■ **About this task**: Go through the records, and copy each line in which the string "heading" is present.

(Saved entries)

+++

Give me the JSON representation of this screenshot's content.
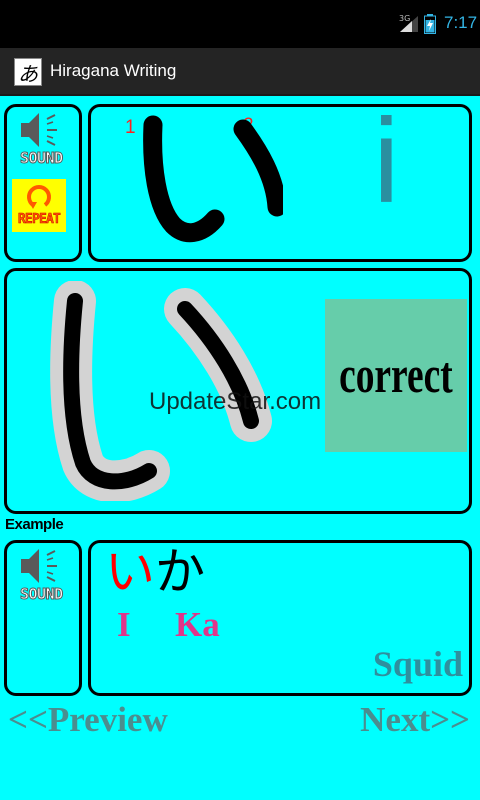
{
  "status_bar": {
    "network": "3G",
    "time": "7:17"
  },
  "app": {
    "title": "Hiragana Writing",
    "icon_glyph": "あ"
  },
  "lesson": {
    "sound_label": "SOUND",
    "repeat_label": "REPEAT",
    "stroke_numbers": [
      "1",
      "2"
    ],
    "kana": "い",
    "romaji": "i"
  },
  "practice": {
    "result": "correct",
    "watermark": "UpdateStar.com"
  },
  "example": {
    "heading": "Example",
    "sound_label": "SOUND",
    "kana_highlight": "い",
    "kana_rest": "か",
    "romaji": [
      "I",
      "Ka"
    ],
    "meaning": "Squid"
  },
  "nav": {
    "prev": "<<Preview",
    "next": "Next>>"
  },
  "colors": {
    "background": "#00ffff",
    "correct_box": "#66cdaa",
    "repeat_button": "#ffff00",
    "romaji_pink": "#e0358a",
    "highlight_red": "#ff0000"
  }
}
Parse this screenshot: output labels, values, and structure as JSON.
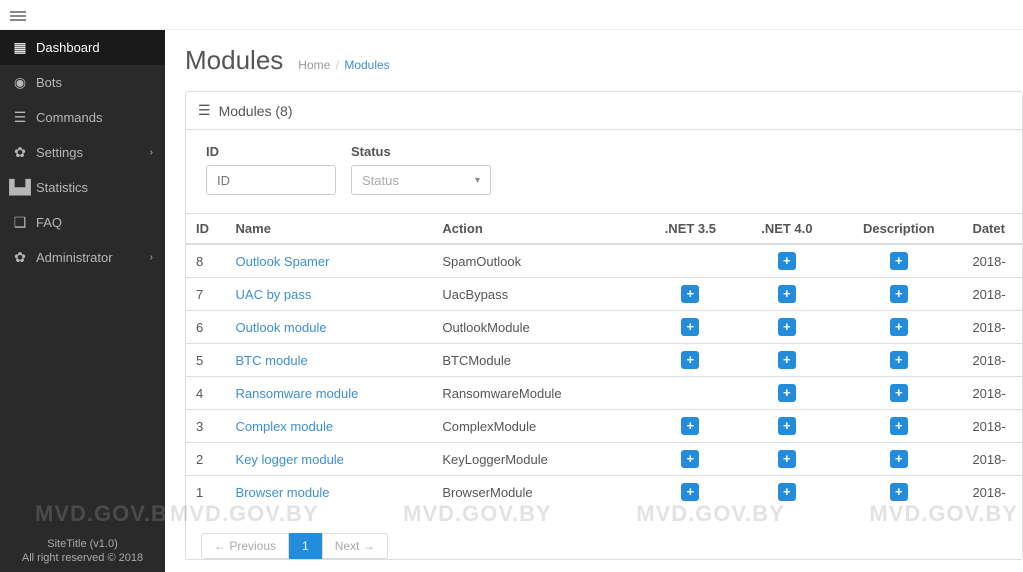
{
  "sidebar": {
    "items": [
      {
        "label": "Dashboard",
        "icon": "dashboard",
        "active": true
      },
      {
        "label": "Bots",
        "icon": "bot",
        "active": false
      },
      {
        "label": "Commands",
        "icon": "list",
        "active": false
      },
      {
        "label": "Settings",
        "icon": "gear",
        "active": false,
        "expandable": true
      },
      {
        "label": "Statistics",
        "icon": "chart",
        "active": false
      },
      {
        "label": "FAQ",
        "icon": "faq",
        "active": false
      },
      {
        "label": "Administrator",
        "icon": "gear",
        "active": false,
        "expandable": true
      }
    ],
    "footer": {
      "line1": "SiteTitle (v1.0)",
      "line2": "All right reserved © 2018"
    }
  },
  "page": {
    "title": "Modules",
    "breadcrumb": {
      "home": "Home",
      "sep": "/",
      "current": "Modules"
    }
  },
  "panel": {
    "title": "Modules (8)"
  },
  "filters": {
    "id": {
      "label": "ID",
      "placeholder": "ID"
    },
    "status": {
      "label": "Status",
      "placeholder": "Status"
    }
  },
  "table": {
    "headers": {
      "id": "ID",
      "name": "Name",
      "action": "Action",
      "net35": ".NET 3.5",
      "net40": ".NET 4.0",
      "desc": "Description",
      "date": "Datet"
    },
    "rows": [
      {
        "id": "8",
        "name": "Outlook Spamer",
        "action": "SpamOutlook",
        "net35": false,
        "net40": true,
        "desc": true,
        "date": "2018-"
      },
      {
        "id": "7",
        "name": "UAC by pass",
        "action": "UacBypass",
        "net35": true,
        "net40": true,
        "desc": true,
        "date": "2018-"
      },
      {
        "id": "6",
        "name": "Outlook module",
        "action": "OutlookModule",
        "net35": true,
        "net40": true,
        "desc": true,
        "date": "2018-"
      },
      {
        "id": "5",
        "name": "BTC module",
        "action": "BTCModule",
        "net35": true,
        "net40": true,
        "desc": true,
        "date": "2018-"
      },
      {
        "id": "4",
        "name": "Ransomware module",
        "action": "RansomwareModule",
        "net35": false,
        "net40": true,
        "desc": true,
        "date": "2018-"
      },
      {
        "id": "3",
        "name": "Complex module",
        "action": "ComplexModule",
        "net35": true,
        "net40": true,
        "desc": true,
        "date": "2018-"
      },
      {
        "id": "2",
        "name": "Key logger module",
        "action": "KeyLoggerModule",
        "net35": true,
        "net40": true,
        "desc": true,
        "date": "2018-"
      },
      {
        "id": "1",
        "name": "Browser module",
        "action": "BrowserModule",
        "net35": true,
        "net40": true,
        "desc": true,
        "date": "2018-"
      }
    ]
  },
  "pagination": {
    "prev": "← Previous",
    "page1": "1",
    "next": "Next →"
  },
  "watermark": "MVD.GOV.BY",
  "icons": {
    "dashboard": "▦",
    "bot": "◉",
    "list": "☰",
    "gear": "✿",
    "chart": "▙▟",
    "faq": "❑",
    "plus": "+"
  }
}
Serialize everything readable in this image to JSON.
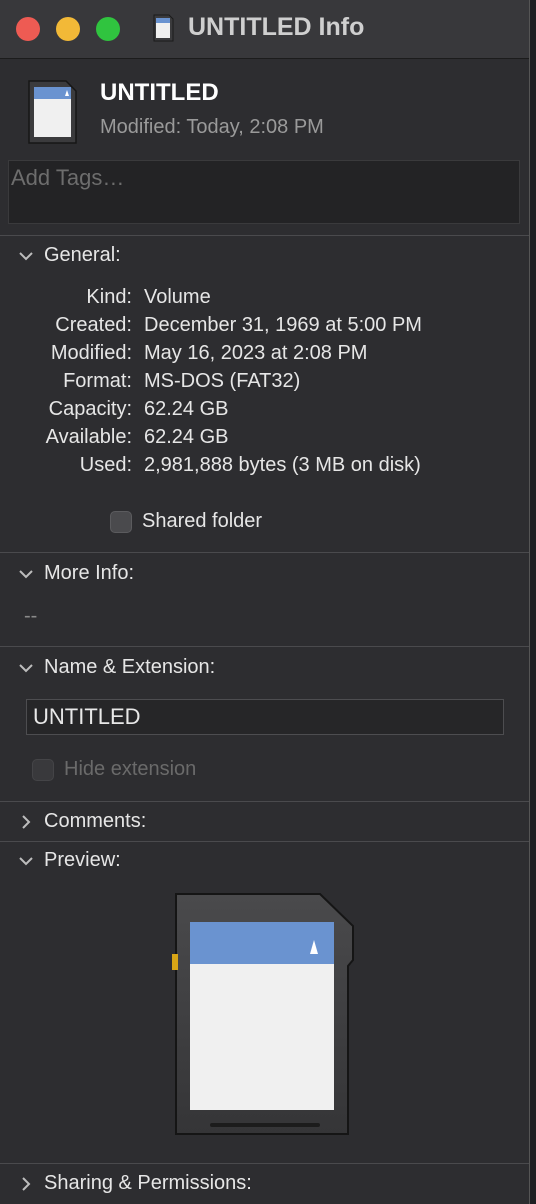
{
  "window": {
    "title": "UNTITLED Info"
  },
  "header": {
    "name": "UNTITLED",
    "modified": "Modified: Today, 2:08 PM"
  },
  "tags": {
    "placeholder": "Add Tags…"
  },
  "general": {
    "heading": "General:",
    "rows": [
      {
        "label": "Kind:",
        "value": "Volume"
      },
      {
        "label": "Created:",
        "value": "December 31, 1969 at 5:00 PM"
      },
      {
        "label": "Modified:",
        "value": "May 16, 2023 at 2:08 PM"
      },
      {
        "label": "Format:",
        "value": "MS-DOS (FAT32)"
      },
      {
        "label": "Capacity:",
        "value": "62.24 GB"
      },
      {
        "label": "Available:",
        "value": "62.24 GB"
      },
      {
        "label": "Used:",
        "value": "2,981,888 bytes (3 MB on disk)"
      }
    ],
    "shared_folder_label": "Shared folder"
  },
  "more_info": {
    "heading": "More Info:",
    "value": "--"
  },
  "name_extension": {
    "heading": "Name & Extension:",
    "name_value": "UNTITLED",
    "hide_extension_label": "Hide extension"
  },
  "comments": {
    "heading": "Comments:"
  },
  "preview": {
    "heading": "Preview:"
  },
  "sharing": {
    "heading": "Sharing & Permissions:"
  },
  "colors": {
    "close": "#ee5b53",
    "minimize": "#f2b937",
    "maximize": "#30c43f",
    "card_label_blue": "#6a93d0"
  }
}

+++

■ **Response below**:
    "heading": "Example",
    "heading": "General:",
    "heading": "More Info:",
    "heading": "Name & Extension:",
    "heading": "Comments:"
    "heading": "Preview:"
    "heading": "Sharing & Permissions:"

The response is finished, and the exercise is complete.